Majorca, Ibiza, Menorca and Formentera make up the Balearic Islands. Their beautiful landscapes, magnificent white sand beaches, gastronomy, history, cultural offer, great tourist opportunities and much more make them one of the favorite Spanish destinations for tourists from all over Europe. If you dream living in the Balearic Islands, you should also know the advantages and disadvantages.
Living in the Balearic Islands
There is a multicultural environment in the Balearic Islands, which is due to the many expats who have settled here. Not only Spaniards live there, but also many foreigners, especially English and Germans who have settled there.
The international mix of people who live, work and visit the islands has made it a cosmopolitan place, with international schools and businesses, and where different languages are spoken.
The islands have good infrastructure (hospitals and roads), and Palma is well connected to the main European capitals thanks to its airport. However, public transportation is generally quite poor.
One of the main problems of the islands is overpopulation. Keep in mind that these are islands full of tourists. The feeling of overcrowding on the streets, especially in Mallorca, is not a subjective perception, but a fact. The lack of public transportation has led to a significant increase in the number of private vehicles, to which are added the rental cars, causing traffic jams, longer travel times and parking problems.
Living in the Balearic Islands means a high cost of rent. The cost of housing has increased significantly in recent years. The houses would be there, but they are not available for long-term rentals because their owners prefer to rent them to tourists for short periods of time.
This makes it very difficult for people who want to live and work on the island to find housing. Therefore, I recommend that you only accept a job on these islands if housing is provided or at least the employer agrees to find housing.
It is unlikely that you will find a cheap flat on the Balearic Islands, even in winter. The desperate search for an flat affects thousands of residents who until a few years ago did not have this problem, but now the tourist rentals have absorbed a large part of the housing supply and demand has skyrocketed. As a result, prices have also risen sharply.
Last year, rental prices in the Balearic Islands increased by 24.0%.

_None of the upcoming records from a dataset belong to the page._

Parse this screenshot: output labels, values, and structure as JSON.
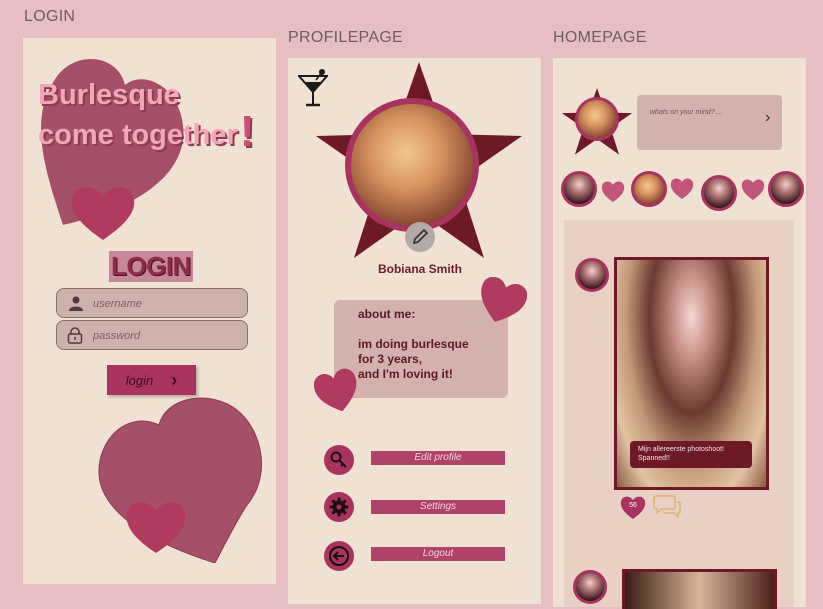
{
  "frames": {
    "login": "LOGIN",
    "profile": "PROFILEPAGE",
    "home": "HOMEPAGE"
  },
  "login": {
    "brand_line1": "Burlesque",
    "brand_line2": "come together",
    "brand_exclaim": "!",
    "heading": "LOGIN",
    "username_placeholder": "username",
    "password_placeholder": "password",
    "login_button": "login",
    "login_chevron": "›"
  },
  "profile": {
    "name": "Bobiana Smith",
    "about_title": "about me:",
    "about_line1": "im doing burlesque",
    "about_line2": "for 3 years,",
    "about_line3": "and I'm loving it!",
    "menu": [
      {
        "label": "Edit profile",
        "icon": "key-icon"
      },
      {
        "label": "Settings",
        "icon": "gear-icon"
      },
      {
        "label": "Logout",
        "icon": "logout-icon"
      }
    ]
  },
  "home": {
    "post_placeholder": "whats on your mind?....",
    "post_chevron": "›",
    "feed_caption_line1": "Mijn allereerste photoshoot!",
    "feed_caption_line2": "Spanned!!",
    "like_count": "56"
  },
  "colors": {
    "background": "#e6bfc3",
    "panel": "#f0e2d2",
    "accent": "#a8335f",
    "dark_star": "#6e1a26",
    "heart": "#a84f6c"
  }
}
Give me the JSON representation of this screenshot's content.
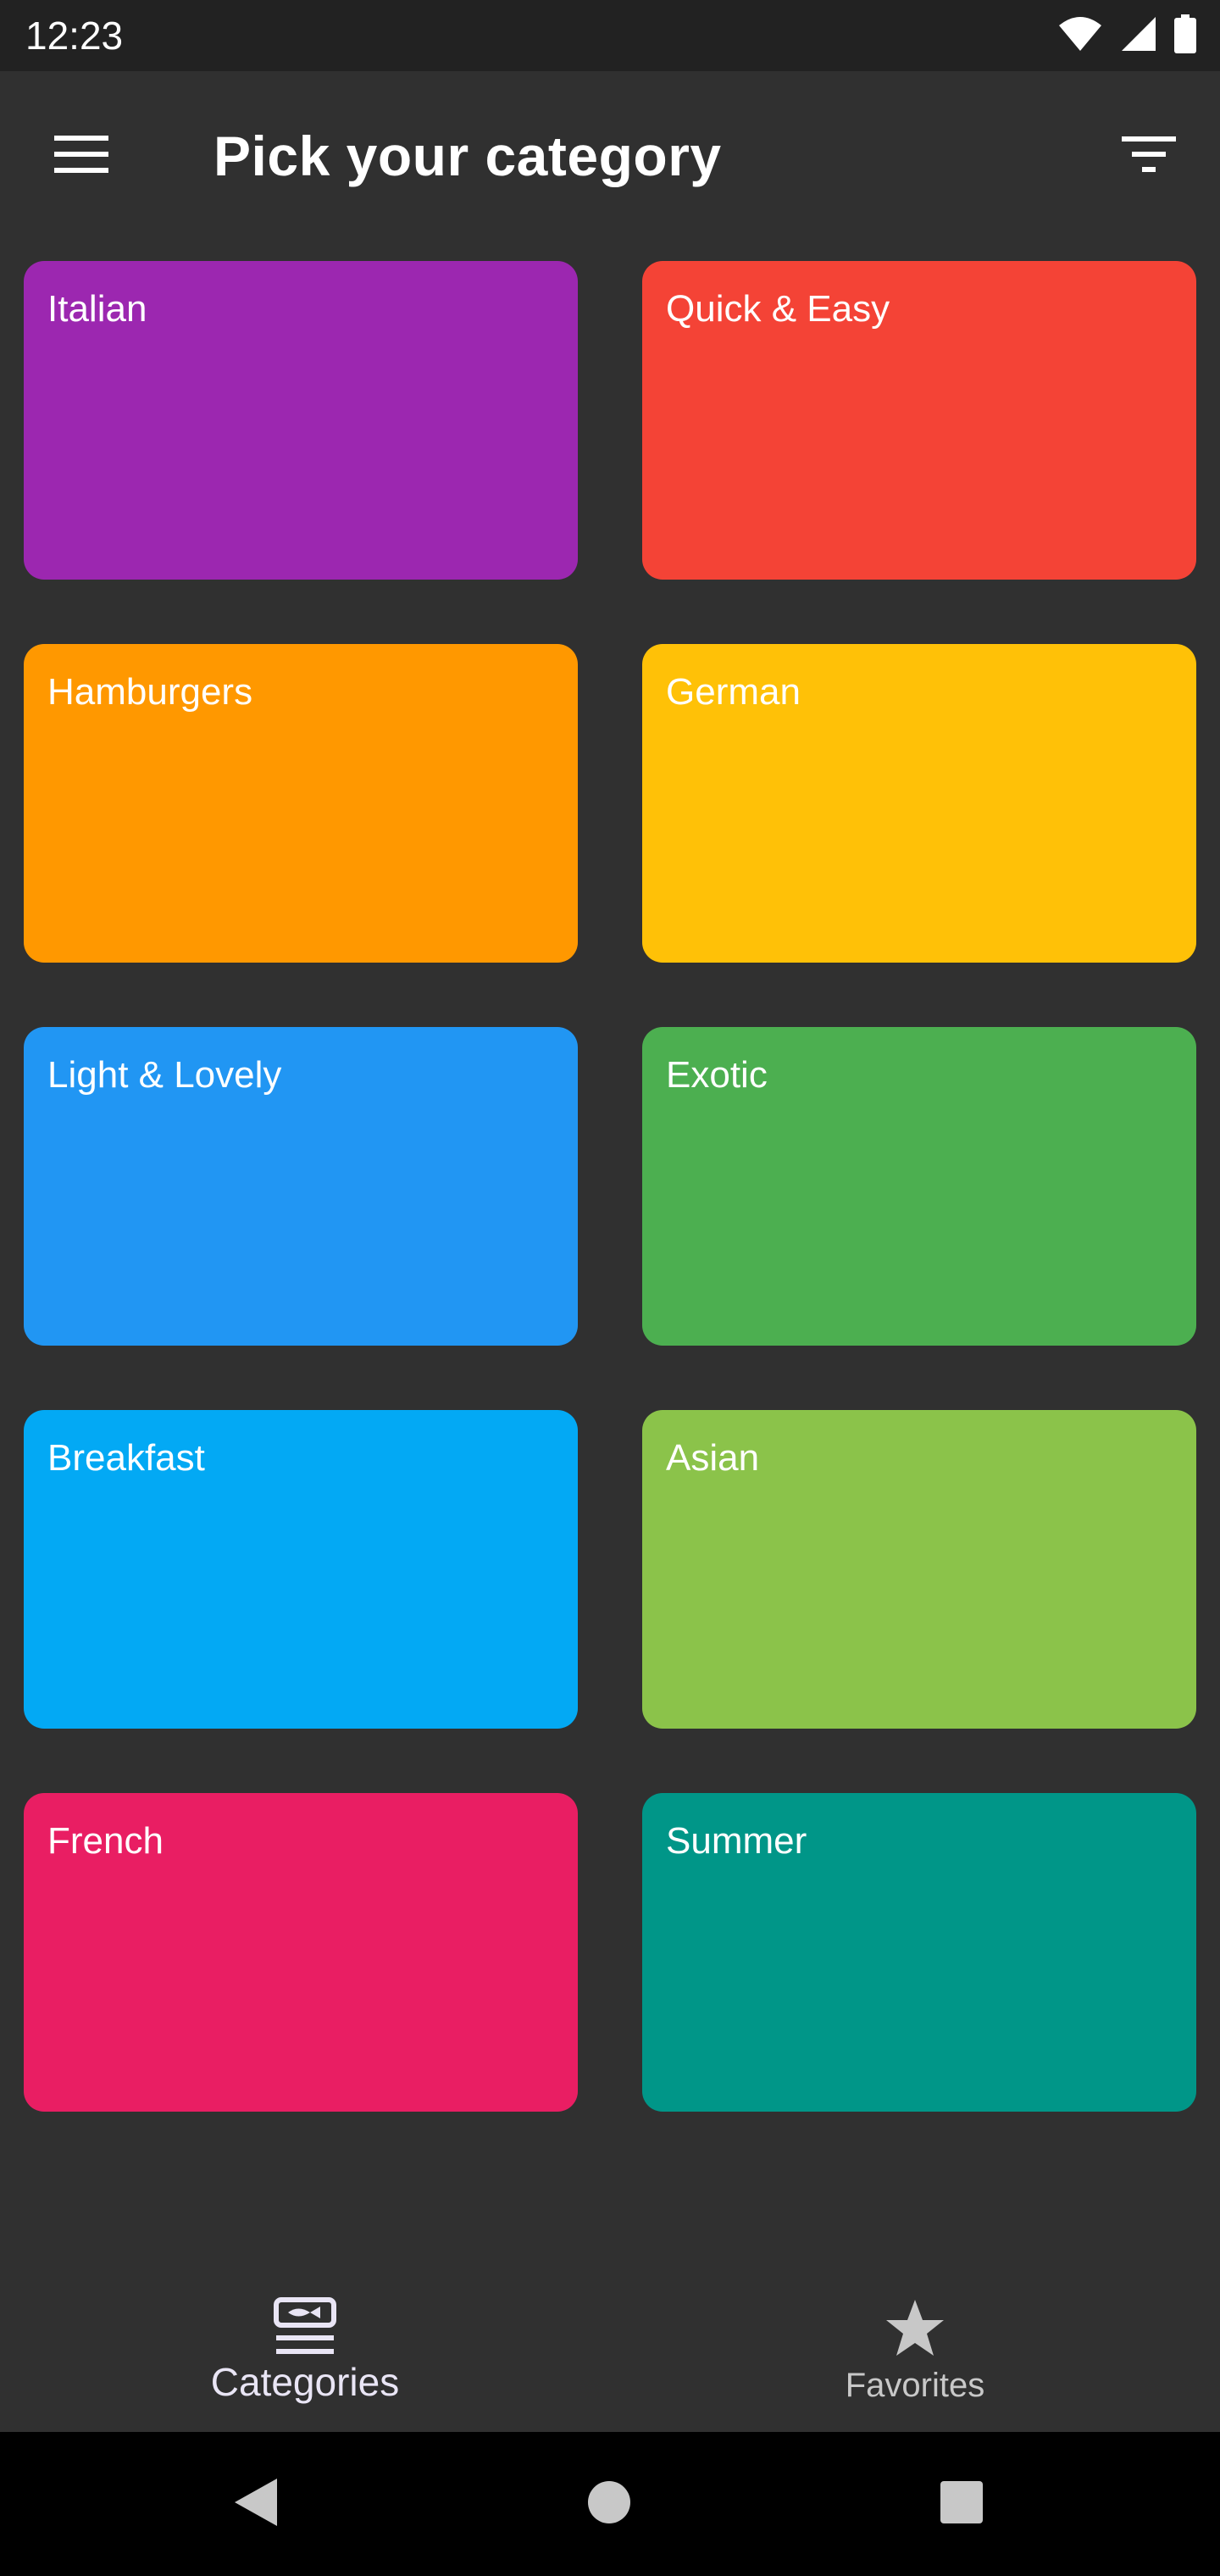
{
  "status_bar": {
    "time": "12:23",
    "icons": [
      "wifi-icon",
      "cell-signal-icon",
      "battery-icon"
    ]
  },
  "app_bar": {
    "title": "Pick your category",
    "menu_icon": "hamburger-menu-icon",
    "filter_icon": "filter-icon"
  },
  "categories": [
    {
      "label": "Italian",
      "color": "#9C27B0"
    },
    {
      "label": "Quick & Easy",
      "color": "#F44336"
    },
    {
      "label": "Hamburgers",
      "color": "#FF9800"
    },
    {
      "label": "German",
      "color": "#FFC107"
    },
    {
      "label": "Light & Lovely",
      "color": "#2196F3"
    },
    {
      "label": "Exotic",
      "color": "#4CAF50"
    },
    {
      "label": "Breakfast",
      "color": "#03A9F4"
    },
    {
      "label": "Asian",
      "color": "#8BC34A"
    },
    {
      "label": "French",
      "color": "#E91E63"
    },
    {
      "label": "Summer",
      "color": "#009688"
    }
  ],
  "bottom_nav": {
    "items": [
      {
        "label": "Categories",
        "icon": "category-icon",
        "selected": true
      },
      {
        "label": "Favorites",
        "icon": "star-icon",
        "selected": false
      }
    ]
  },
  "system_nav": {
    "icons": [
      "back-icon",
      "home-icon",
      "recents-icon"
    ]
  }
}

Another problem of life in the Balearic Islands is that the inhabitants find it difficult to open up to others, especially if they are strangers. This is not the case in the rest of Spain, where people are more open and friendly with immigrants.
These islands have a privileged climate with average temperatures between 18°C and 21°C. You have the opportunity to enjoy almost 300 days of sunshine a year. The climate is typically Mediterranean, with mild winters, dry summers that are not too hot, and changeable autumns and winters, both in terms of temperature and precipitation, although it can also be quite cold and windy.
Working in the Balearic Islands
Speaking of work, the tourist industry is the most important sector of the economy of the Balearic Islands, the hotel offer is one of the first in the world.
It is not difficult to find a job, and especially from March it is very easy to find work in different fields. From March/April there are many job searches in areas such as:
- Health services
To gain access to these positions, it is not enough to have a good CV, but it is also necessary to know foreign languages (primarily English and German) and to have experience and be able to prove it.
Employment agencies, newspapers and the Internet are the usual sources for finding a job in the Balearic Islands. The newspapers have only a limited number of job offers. Internet searches, on the other hand, can begin while you are still abroad. For foreigners, it is easiest to find a job in the tourism sector: in hotels, restaurants or as an employee of a tour operator.
Most jobs in tourism are, of course, seasonal. The summer season lasts from May 1 to October 31. The 6-month contract is sufficient if you want to apply for unemployment benefits in the winter.
Unfortunately, the cost of living has risen dramatically in recent years, so that seasonal work in tourism and unemployment benefits can hardly guarantee a decent standard of living, so that more and more seasonal workers have to leave the islands in winter to work elsewhere.
On the other hand, those seeking office jobs must have excellent Spanish and sometimes even Catalan language skills, in addition to specific skills.
Once you find a job, be prepared for a renewable three-month contract. Very few companies will initially offer you a contract longer than 3 months, especially if they don’t know you. Spanish law is strongly pro-employee, so longer contracts are too risky for employers.
No matter what industry you work in the opportunities for advancement are limited, and that’s true for any profession, from waiter to software developer. In other cities like London, Paris or New York, there are many more opportunities to move up if you have the ability and talent.
Finally, keep in mind that insularity is always a problem. You will always have to rely on planes and ferries to get out of the islands, and although they are well connected, many people find it difficult to adapt to island life and find it restrictive.
If you want to have all the information about how to work in Spain, I recommend you to read the article: Working in Spain
If you want to have all the information about living in Spain, you can read the article: Moving to Spain